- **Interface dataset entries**
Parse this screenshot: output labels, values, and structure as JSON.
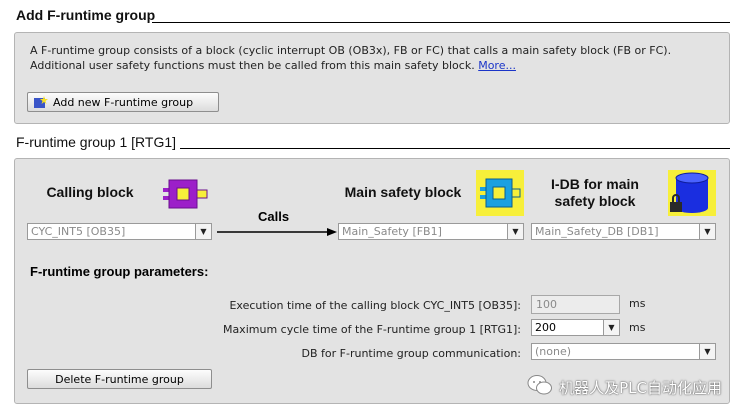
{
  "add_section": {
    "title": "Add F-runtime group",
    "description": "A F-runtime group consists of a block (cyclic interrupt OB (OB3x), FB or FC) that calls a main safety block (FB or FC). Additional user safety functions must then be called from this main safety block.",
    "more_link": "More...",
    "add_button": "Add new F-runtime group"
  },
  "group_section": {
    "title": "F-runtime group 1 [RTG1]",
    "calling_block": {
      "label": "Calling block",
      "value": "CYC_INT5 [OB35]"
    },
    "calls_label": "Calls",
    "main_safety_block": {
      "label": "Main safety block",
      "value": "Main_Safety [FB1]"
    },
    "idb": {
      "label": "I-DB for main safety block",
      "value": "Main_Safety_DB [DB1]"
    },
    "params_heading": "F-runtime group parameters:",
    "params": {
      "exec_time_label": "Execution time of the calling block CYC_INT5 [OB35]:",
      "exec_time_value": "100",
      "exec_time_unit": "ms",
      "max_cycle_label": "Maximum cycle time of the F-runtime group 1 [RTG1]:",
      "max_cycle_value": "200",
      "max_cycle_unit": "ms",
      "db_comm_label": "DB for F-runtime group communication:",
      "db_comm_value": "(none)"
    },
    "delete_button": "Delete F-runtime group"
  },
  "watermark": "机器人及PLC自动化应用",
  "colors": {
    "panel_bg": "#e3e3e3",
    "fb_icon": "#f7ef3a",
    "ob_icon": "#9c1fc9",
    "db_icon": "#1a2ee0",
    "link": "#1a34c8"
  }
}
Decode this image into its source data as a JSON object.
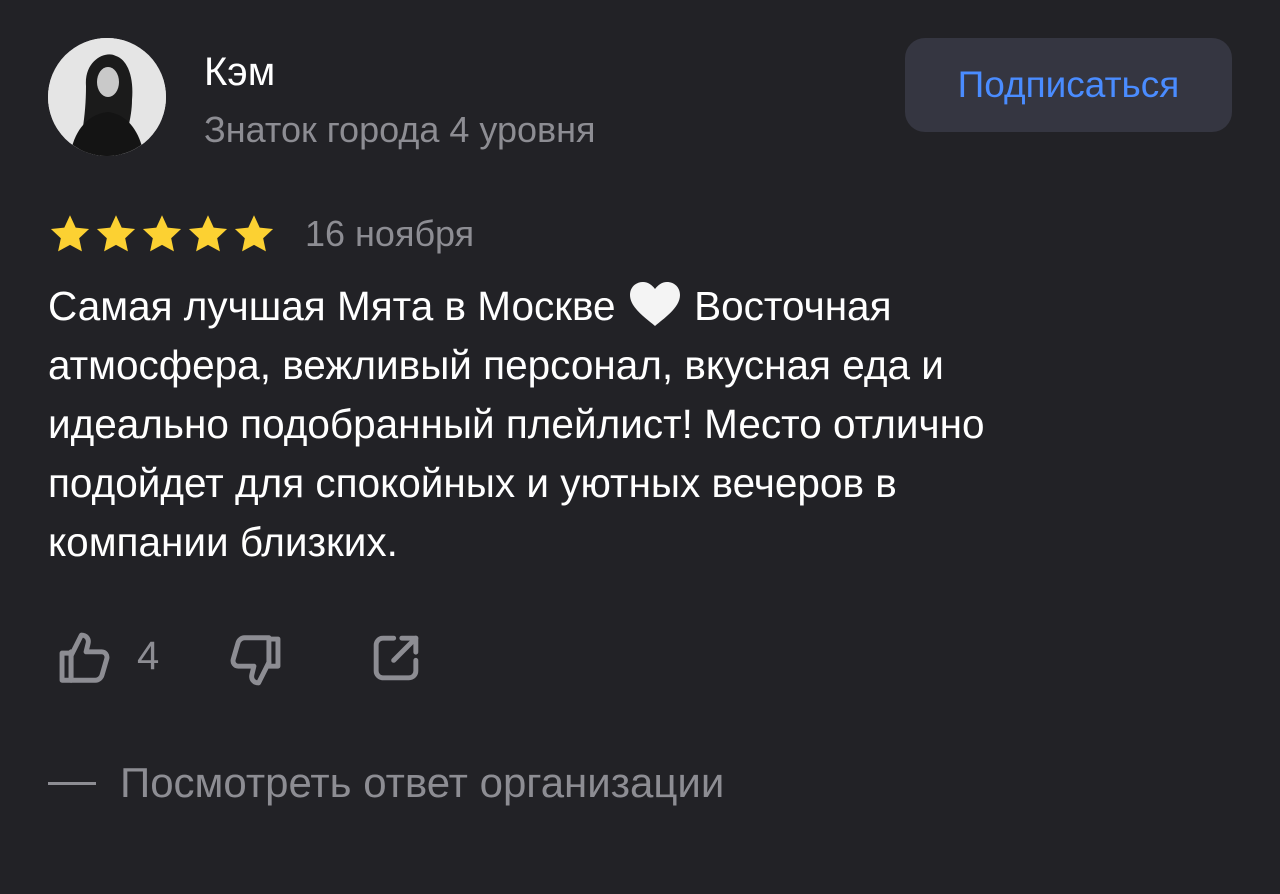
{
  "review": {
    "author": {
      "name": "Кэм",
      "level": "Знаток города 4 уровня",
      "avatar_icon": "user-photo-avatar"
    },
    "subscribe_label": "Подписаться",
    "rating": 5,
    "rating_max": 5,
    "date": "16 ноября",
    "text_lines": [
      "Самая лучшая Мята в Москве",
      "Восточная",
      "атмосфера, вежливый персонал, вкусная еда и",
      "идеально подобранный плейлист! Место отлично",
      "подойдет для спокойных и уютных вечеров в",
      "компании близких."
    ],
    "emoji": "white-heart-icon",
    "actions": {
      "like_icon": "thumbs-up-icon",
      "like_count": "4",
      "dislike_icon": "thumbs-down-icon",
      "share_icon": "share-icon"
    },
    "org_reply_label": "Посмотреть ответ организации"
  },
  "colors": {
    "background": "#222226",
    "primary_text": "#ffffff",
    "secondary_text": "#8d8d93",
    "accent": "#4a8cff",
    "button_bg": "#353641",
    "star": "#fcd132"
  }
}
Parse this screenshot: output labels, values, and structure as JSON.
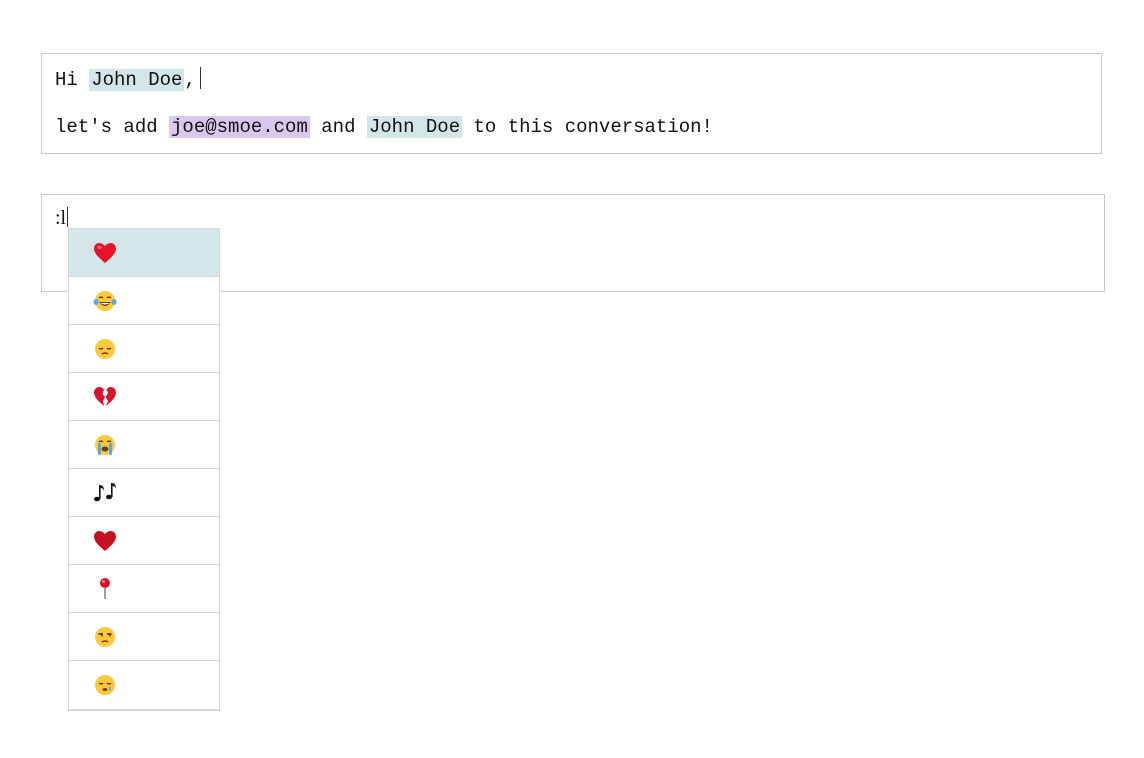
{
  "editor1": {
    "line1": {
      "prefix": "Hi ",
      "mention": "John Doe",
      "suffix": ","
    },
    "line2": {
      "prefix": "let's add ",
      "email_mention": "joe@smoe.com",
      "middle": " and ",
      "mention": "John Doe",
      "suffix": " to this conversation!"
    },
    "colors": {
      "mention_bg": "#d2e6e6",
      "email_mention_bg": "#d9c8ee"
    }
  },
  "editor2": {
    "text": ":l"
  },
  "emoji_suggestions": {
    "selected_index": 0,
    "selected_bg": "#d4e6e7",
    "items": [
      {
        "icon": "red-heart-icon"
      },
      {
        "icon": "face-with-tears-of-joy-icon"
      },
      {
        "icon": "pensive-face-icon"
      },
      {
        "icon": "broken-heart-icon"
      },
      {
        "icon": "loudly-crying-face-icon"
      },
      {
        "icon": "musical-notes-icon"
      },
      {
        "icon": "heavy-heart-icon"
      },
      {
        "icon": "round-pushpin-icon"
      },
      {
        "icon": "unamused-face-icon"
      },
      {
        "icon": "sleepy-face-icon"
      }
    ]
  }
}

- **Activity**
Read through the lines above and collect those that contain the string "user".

- **Reply**
    "description": "A F-runtime group consists of a block (cyclic interrupt OB (OB3x), FB or FC) that calls a main safety block (FB or FC). Additional user safety functions must then be called from this main safety block.",
      "avatar_icon": "user-photo-avatar"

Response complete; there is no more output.